When you purchased your new home, you probably never dreamed of it becoming a heavy financial burden. A burden that weighs upon you each month as you struggle to make the mortgage payments that will keep you in your home. To add to that stressor, you know your mortgage is “underwater”.Now, this struggle is straining not only your bank account every monthbut also robbing you of peace about your financial security,and you don’t know what to do.

Does this describe your financial situation with your home mortgage? If so, Chapter 13 bankruptcy could offer a solution to your problem.

What Is an Underwater Mortgage?

When you take out a mortgage on your home, you are borrowing money from the lender to purchase your home. The lender will then hold a lien on your property until you pay it off.
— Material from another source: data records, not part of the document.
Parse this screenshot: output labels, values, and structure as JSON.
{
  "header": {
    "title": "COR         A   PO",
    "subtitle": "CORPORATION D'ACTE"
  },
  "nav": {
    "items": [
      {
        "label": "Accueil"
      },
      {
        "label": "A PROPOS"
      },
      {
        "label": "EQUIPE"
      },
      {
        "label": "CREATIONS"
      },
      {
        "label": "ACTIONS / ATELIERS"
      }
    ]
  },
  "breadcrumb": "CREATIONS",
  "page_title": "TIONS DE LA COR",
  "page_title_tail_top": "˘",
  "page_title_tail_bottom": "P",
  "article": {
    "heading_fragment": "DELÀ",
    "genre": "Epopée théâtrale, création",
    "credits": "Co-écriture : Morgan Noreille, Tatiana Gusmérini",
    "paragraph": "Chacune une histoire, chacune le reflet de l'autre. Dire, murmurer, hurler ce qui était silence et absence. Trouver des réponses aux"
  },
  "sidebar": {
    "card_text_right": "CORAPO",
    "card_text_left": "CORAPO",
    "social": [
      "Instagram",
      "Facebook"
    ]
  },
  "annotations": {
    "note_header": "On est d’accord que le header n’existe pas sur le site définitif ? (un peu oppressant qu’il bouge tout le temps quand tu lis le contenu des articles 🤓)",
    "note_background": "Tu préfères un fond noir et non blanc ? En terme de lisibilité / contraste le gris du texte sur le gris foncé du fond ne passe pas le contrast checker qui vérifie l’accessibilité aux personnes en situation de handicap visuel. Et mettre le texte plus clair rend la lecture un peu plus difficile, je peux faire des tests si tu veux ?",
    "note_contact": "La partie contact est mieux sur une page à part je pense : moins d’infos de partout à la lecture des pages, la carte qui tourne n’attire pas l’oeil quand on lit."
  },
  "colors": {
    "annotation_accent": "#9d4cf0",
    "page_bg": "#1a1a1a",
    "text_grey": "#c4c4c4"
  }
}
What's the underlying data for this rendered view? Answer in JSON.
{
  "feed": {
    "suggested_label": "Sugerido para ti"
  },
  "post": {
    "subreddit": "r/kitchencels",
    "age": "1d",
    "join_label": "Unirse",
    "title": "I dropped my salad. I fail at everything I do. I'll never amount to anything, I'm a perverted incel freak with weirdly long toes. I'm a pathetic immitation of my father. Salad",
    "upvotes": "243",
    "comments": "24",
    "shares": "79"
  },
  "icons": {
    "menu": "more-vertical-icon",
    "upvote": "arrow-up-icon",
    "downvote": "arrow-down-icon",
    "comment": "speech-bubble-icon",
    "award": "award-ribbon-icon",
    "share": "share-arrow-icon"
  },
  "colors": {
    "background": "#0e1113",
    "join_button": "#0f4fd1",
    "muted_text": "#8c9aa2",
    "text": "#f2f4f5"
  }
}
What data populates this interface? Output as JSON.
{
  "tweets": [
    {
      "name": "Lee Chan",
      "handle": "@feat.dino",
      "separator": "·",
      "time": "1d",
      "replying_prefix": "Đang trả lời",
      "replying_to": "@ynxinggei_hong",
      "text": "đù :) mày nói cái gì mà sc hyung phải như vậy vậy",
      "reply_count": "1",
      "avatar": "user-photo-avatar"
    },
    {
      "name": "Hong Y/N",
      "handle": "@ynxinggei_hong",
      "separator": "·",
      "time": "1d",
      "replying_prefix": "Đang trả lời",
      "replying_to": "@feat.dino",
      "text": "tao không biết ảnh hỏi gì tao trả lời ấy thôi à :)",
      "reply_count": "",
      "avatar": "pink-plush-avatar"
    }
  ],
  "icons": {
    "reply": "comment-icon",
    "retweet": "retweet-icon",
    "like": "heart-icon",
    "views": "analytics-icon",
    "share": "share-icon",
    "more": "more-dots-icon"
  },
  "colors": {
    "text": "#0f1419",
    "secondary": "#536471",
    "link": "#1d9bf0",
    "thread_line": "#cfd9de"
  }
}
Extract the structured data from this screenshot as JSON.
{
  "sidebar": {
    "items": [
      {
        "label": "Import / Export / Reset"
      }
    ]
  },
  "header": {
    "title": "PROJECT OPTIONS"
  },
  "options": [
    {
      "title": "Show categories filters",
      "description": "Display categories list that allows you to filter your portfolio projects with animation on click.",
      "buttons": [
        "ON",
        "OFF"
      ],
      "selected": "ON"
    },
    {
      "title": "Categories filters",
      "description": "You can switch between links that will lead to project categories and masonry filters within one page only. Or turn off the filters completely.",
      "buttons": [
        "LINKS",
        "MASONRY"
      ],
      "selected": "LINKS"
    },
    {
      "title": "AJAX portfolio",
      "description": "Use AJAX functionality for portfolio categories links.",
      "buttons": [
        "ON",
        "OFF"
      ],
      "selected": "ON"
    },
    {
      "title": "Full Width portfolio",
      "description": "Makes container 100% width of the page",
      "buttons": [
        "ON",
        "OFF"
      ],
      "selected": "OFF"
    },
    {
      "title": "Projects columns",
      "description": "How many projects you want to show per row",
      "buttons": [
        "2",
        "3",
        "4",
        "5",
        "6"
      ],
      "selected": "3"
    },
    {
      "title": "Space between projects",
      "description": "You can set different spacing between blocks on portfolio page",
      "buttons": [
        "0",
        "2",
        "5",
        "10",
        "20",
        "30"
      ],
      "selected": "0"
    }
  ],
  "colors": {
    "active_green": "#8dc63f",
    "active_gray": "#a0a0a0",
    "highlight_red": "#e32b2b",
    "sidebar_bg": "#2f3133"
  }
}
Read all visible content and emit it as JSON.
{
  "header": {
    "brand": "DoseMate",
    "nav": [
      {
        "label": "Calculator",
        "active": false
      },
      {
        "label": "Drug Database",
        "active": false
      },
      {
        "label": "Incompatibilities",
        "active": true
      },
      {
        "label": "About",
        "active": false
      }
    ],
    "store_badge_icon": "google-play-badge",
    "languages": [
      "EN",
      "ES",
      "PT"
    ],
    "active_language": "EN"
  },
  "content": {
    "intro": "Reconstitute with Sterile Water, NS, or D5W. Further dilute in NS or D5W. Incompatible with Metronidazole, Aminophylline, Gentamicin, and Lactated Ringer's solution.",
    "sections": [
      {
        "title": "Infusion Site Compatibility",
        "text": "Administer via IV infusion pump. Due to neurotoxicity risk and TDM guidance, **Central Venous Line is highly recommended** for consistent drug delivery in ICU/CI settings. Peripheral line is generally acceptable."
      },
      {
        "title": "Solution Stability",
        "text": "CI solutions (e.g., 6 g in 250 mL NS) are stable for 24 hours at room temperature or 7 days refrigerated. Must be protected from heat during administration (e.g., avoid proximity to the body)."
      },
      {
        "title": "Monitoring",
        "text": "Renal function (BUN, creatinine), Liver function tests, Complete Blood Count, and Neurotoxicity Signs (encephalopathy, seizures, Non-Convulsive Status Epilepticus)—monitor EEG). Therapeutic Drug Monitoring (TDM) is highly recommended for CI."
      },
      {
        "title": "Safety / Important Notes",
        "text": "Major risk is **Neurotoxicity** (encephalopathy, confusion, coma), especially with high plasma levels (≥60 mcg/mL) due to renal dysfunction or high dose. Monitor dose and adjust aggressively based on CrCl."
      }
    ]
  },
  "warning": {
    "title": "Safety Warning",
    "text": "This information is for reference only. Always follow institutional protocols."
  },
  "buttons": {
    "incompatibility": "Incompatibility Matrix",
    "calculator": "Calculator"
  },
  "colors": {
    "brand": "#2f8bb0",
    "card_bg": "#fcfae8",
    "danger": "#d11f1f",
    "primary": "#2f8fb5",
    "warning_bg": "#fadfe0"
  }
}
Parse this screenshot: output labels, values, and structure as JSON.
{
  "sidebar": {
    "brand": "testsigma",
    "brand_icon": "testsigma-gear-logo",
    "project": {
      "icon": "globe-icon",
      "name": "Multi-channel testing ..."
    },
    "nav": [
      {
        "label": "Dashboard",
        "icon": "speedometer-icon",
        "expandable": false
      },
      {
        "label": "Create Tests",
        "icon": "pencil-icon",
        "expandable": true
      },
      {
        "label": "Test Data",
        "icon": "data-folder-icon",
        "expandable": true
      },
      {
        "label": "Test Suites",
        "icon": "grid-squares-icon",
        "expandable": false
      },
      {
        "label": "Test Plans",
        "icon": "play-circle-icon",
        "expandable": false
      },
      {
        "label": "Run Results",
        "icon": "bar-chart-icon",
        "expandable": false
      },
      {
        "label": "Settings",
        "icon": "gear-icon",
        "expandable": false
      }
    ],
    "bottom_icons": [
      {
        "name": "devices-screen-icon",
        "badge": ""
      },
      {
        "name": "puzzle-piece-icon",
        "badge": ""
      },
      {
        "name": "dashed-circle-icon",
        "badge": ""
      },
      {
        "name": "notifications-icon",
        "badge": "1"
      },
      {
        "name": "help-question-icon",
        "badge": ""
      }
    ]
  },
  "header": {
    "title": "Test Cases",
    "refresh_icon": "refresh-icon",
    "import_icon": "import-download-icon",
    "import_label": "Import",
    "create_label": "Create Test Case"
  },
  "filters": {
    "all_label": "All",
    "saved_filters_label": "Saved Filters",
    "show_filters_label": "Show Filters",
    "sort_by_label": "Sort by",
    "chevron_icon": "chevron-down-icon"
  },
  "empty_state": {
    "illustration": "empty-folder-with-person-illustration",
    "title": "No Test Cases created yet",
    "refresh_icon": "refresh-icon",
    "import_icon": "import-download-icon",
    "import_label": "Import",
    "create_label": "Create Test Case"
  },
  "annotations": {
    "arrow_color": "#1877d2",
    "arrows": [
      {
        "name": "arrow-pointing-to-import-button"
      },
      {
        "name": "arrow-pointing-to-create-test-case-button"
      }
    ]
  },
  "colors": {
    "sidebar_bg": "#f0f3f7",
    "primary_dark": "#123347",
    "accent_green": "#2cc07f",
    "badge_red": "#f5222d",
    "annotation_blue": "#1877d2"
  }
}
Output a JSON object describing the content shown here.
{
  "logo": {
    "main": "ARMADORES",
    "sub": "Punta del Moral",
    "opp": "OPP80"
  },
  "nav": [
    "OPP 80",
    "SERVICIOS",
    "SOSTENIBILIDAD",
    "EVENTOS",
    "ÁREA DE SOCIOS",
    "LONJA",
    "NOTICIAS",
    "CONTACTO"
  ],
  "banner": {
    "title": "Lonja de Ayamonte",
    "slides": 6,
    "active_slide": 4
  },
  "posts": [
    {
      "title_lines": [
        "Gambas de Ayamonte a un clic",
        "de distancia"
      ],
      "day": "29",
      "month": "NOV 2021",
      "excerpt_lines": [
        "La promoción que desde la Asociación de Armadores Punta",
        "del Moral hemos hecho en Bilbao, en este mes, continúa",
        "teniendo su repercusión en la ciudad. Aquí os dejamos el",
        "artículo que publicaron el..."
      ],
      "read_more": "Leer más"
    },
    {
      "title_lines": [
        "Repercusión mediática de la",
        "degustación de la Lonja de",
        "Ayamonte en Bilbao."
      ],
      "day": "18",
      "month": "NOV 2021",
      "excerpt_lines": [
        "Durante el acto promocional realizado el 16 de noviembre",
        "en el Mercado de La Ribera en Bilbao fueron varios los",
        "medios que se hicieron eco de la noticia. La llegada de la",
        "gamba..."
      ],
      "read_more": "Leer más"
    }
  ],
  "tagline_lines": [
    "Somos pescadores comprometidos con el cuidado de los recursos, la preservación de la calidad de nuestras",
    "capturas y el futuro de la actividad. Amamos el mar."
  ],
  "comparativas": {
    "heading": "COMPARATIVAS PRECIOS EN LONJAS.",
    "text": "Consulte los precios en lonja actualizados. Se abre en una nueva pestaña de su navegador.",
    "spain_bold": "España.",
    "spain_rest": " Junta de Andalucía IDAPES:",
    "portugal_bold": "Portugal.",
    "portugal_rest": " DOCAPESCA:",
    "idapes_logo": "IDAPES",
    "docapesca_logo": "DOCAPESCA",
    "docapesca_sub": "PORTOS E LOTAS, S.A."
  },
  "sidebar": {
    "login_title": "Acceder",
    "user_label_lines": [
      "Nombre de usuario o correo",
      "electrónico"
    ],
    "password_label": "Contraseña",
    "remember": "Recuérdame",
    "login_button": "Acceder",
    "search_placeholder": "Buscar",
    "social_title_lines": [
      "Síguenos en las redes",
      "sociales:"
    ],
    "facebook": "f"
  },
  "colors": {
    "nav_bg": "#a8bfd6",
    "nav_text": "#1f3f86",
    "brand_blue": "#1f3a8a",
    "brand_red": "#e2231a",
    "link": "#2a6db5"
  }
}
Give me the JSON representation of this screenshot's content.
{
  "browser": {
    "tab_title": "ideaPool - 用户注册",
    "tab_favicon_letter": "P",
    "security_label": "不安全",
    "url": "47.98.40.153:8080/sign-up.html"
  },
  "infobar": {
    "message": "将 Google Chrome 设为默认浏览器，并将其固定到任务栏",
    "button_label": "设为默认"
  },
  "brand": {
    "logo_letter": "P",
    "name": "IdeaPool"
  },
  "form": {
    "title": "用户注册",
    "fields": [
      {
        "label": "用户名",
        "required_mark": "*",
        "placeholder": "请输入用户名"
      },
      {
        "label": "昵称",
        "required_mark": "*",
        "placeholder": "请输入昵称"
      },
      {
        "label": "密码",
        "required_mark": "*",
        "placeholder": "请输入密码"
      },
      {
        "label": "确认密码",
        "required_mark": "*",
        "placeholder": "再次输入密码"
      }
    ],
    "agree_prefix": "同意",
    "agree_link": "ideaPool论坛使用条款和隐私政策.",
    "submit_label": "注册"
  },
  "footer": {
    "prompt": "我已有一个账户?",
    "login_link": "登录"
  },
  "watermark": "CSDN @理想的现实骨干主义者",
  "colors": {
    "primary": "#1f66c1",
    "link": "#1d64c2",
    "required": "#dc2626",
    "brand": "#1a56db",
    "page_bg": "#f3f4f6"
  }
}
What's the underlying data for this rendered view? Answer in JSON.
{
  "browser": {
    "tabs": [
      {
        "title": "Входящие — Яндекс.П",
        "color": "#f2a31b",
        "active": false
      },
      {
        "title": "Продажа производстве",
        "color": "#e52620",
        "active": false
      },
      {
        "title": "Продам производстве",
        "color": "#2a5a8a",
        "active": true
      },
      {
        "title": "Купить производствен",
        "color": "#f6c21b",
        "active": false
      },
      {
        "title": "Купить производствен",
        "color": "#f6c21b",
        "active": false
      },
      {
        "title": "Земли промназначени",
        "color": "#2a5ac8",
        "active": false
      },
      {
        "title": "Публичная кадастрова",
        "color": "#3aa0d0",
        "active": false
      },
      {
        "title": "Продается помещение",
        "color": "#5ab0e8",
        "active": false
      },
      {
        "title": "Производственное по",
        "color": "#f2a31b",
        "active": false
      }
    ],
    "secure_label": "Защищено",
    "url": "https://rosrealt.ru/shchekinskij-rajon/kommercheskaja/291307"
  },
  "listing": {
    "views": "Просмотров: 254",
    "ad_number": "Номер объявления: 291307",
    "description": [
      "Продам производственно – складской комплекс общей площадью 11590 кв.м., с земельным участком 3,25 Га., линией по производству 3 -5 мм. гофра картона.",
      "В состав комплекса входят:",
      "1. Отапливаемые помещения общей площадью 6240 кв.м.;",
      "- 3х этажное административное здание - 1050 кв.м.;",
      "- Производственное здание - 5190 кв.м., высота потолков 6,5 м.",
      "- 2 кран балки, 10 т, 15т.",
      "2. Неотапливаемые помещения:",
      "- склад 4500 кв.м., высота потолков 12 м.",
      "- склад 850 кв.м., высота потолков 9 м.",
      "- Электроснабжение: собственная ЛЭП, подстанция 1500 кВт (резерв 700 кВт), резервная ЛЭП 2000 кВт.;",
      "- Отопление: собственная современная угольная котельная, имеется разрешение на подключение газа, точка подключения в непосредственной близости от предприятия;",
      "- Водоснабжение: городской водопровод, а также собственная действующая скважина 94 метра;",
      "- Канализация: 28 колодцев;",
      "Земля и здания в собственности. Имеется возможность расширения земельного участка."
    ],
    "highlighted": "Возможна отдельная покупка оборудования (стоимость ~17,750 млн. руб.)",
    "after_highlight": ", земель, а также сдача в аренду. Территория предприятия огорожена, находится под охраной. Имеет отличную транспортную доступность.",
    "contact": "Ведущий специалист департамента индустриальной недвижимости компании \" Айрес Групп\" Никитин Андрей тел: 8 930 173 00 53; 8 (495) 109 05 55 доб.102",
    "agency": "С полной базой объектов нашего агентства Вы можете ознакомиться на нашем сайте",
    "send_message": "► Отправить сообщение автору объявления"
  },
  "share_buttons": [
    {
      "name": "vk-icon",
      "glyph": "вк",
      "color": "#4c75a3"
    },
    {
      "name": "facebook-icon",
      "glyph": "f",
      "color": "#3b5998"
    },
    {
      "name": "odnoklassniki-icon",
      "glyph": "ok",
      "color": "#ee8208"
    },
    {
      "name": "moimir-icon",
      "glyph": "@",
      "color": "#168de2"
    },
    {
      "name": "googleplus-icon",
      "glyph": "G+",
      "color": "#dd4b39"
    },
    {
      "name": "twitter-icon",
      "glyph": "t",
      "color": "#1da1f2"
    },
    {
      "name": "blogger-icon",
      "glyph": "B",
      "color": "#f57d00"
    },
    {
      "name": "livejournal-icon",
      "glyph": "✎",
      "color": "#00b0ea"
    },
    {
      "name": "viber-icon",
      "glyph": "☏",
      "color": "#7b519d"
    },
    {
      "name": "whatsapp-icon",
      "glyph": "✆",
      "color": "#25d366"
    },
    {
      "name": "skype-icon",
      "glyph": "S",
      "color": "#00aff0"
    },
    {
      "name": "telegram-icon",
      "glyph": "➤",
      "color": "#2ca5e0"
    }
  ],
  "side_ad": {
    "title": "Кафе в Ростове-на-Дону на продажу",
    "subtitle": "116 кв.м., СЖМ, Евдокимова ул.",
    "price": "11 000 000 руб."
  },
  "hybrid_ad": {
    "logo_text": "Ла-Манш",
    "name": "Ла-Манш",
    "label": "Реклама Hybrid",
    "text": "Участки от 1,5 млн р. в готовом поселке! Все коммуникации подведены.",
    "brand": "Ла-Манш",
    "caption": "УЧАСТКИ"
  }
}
A lien is a legal claim that gives the lender the right to take possession of your property if you fail to pay off the debt.

In most cases, when you purchase a home with a mortgage, it is an “above water” mortgage. This means that when you sell your home, there will be enough equity in it to cover all the costs of selling and paying off the loan.

If, however, there is not enough equity in your home to cover these costs, it is considered an “underwater” mortgage. In this situation, there would not be enough money left over after selling the house to pay off all the debts associated with it.

This can happen for several reasons:

  • You purchased your home at too high of a price and now owe more than it is worth;
  • You took out additional loans against your property; or
  • You have experienced some other financial hardship that has caused you to fall behind on payments and lose equity in your property.

The good news for homeowners who find themselves in this situation is that Chapter 13 bankruptcy could help them get out from under their underwater mortgage and avoid foreclosure.

How Chapter 13 Bankruptcy Could Help with an Underwater Mortgage

Chapter 13 bankruptcy restructures debt and repays it through a court-approved plan that usually takes three to five years. Repayment plans may include your mortgage payment and any other debts, such as car payments, medical bills, credit card bills, or other obligations.

Your repayment plan will be based on your income and agreement with the Bankruptcy Trustee. You’ll make regular monthly payments towards your mortgage and other secured debt while making a separate monthly payment to the bankruptcy trustee who will distribute it amongst your other creditors. The latter payment is often much less than you were paying those creditors before filing bankruptcy. Also, the court could order the balance of your missed mortgage payments to be added to that section of the repayment plan. So, by following this court-approved repayment plan, you could catch up on missed payments and pay off your mortgage easier over time, therefore, regaining the equity in your home.

Chapter 13 bankruptcy could also help you with an underwater mortgage if you have a second loan on the property.

Chapter 13 bankruptcy handles secured debt differently than unsecured debt. Secured debt refers to debt with collateral backing it that a lender can repossess if the borrower stops paying their loan. This could include a car loan or a home mortgage. Unsecured debt such as credit card debt or medical bills lacks such collateral.

Many people owe more on their first mortgage alone than their entire house is worth, making their second mortgage, equity line, or other subordinate liens 100% “underwater.” In Chapter 13 bankruptcy, that underwater lien is treated as unsecured debt–no different from a credit card bill–through a process often referred to as “lien stripping.”

“Stripping” second liens (mortgages) through Chapter 13 could provide two benefits.First, you would no longer have to pay the second mortgage each month, freeing up money to pay for living essentials. Second, stripping that second mortgage could help bring your home back to “sea level.” When you pay your first mortgage each month, you would actually be building equity again.

Getting Help Filing Chapter 13 Bankruptcy

Knowing if filing Chapter 13 bankruptcy will be the way to help you with your underwater mortgage can be complex. It depends on your specific financial situation and how that situation aligns with the bankruptcy rules. So, you may want to reach out to an experienced bankruptcy attorney for help to know what action will work best for you.

Brock and Stout’s bankruptcy attorneys have over 25 years of experience helping clients make the decisions that put them on the best path to financial restoration. If you need such help, contact us today for a free evaluation. Let our family help your family.